[GIVEN DATA — start]

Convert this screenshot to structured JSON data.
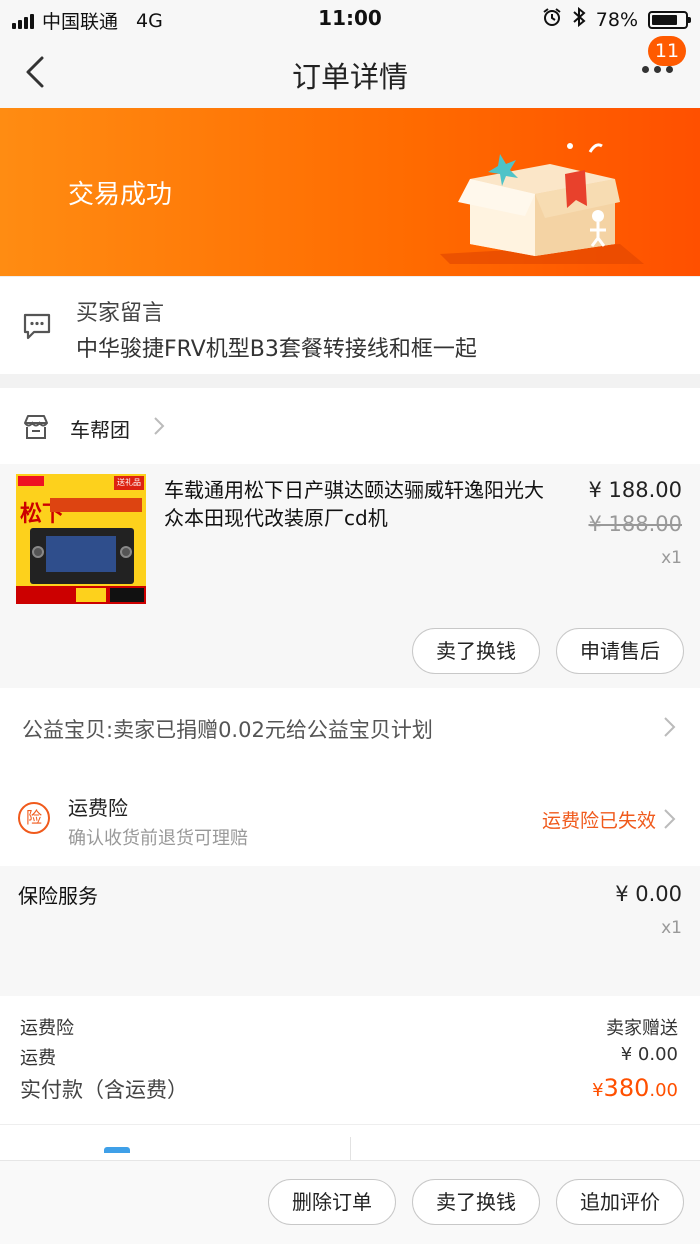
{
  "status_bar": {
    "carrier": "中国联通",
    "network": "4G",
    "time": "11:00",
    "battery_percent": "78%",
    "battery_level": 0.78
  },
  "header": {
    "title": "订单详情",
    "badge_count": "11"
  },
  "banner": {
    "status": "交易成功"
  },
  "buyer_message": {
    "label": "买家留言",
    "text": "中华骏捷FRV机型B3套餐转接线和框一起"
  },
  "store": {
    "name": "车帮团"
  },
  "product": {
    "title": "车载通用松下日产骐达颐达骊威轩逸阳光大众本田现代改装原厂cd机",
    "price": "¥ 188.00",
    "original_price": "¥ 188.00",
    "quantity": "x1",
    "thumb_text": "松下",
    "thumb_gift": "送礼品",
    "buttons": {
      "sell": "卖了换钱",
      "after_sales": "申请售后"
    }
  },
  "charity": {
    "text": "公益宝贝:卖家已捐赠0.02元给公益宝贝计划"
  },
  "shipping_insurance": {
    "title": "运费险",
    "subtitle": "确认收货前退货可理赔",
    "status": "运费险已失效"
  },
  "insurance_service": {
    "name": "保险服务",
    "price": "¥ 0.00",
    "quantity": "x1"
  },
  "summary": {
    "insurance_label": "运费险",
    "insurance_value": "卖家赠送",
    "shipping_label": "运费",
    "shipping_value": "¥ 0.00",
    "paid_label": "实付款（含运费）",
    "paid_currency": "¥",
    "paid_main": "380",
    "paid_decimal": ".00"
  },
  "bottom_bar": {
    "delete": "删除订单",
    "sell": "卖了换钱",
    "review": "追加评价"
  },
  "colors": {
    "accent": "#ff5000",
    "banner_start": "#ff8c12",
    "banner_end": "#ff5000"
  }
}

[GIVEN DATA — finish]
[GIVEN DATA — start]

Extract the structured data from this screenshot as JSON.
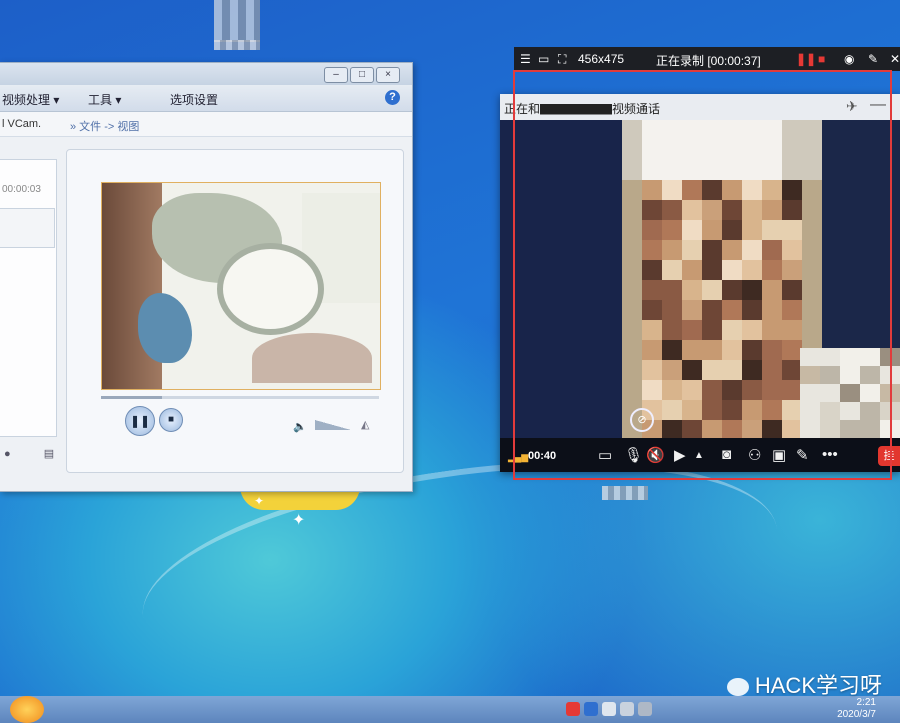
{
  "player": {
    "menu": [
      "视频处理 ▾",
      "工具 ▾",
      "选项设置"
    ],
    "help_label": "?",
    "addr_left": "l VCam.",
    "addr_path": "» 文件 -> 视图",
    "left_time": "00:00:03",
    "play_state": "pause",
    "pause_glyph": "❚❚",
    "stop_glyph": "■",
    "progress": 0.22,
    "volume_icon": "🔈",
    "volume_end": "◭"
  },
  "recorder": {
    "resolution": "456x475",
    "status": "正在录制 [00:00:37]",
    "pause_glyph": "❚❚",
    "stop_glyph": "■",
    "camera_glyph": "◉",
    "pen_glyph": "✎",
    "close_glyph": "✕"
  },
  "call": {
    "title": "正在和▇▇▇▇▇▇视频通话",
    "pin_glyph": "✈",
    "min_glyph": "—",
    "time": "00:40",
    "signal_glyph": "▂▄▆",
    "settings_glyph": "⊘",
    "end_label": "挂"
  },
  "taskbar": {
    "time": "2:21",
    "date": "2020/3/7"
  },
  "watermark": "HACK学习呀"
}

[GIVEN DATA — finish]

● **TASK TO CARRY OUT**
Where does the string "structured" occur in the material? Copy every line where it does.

● **WRITTEN RESPONSE**
Convert this screenshot to structured JSON data.
Extract the structured data from this screenshot as JSON.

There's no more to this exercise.